Collection entries
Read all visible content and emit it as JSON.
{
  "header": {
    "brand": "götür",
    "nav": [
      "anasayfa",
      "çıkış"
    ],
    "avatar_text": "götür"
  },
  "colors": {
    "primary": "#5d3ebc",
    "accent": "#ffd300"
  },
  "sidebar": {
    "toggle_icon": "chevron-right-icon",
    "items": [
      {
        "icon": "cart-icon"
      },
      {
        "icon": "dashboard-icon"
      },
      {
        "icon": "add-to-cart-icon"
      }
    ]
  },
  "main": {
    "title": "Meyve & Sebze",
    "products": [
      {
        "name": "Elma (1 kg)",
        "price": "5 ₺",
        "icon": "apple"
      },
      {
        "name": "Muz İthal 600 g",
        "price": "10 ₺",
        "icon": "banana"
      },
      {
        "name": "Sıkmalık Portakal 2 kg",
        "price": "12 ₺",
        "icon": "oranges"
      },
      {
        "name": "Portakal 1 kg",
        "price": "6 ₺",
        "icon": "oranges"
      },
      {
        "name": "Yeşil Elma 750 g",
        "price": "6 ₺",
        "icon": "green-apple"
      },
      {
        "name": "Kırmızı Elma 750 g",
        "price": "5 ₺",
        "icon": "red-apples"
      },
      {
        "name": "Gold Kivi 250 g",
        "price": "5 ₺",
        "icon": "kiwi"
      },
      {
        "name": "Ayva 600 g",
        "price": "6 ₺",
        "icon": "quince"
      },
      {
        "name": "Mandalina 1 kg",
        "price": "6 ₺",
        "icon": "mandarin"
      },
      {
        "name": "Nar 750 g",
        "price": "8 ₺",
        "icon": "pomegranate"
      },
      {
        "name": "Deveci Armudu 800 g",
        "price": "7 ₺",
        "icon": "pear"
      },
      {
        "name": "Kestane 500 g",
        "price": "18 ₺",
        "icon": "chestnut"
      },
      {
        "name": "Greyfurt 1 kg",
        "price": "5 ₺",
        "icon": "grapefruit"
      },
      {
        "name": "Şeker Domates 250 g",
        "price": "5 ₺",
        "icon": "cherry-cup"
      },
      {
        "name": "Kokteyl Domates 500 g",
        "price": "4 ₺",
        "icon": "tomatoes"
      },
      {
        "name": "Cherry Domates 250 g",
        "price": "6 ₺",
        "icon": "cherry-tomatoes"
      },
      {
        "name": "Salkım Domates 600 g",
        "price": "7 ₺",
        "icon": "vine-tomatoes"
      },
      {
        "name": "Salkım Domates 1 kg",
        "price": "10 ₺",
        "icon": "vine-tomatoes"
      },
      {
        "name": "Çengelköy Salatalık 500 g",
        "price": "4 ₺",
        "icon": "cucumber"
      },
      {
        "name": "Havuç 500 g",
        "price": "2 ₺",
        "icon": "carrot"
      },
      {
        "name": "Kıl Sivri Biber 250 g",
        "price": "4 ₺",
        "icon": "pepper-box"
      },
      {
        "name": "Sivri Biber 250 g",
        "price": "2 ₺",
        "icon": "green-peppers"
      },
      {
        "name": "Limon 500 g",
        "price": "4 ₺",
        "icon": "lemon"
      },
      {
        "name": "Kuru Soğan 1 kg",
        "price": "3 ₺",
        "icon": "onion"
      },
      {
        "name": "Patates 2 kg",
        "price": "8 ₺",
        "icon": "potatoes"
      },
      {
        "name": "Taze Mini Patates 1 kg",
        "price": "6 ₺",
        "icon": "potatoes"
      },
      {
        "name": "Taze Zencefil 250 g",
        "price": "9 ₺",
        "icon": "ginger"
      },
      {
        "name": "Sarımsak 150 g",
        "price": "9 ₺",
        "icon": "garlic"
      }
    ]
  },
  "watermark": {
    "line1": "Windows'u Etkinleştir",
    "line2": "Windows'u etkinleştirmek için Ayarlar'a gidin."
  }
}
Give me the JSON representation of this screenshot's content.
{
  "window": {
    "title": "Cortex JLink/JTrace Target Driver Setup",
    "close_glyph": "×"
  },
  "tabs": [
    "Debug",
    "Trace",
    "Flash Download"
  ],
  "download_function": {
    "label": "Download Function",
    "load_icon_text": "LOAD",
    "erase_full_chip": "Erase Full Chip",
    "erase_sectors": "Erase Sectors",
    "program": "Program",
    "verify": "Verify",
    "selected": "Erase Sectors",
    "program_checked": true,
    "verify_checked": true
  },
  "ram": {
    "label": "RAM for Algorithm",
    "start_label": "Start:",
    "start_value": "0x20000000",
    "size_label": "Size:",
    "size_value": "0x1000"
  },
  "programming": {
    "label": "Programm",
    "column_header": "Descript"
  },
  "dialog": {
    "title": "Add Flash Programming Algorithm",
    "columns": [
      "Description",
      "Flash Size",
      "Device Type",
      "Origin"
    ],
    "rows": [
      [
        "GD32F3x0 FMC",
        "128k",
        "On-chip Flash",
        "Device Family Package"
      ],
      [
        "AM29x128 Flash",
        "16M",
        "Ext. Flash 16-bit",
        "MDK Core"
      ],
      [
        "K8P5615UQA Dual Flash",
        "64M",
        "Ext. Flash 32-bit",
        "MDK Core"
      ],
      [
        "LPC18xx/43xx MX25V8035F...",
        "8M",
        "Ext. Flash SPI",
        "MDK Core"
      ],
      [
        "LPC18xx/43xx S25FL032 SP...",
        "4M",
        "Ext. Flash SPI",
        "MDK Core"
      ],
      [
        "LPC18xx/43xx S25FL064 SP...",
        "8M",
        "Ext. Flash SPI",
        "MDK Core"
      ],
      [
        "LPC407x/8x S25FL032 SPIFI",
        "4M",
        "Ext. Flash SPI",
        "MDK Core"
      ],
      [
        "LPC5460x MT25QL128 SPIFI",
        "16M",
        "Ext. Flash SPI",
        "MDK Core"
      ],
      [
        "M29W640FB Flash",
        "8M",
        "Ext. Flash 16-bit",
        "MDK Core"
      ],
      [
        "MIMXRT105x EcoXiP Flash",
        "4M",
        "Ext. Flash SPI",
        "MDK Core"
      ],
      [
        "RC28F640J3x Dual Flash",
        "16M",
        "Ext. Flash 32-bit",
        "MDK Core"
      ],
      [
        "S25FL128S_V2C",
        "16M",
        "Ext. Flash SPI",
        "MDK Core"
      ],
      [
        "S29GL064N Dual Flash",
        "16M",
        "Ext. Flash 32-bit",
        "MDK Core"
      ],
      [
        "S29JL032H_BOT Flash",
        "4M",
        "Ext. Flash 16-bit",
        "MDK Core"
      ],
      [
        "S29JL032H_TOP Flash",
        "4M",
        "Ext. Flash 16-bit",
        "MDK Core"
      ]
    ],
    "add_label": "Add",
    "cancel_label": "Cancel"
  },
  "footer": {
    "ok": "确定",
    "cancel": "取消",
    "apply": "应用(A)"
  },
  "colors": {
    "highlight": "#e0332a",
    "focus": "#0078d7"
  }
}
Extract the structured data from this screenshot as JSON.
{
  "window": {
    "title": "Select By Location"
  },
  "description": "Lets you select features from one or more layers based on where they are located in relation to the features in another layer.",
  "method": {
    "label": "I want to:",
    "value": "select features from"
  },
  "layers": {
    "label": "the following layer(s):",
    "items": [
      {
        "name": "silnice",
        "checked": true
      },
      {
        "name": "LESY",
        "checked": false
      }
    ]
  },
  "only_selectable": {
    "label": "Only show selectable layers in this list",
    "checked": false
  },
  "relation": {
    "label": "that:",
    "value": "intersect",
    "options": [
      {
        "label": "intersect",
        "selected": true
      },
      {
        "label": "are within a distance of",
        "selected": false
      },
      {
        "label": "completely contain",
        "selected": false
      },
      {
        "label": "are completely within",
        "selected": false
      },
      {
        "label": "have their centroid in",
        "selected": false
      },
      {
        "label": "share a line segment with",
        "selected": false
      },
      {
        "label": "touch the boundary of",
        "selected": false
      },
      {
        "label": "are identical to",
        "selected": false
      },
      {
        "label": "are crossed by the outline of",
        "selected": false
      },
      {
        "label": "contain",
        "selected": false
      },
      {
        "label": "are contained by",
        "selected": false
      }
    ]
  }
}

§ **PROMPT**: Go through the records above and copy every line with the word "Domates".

§ **RESPONSE TO THE EXERCISE**:
        "name": "Şeker Domates 250 g",
        "name": "Kokteyl Domates 500 g",
        "name": "Cherry Domates 250 g",
        "name": "Salkım Domates 600 g",
        "name": "Salkım Domates 1 kg",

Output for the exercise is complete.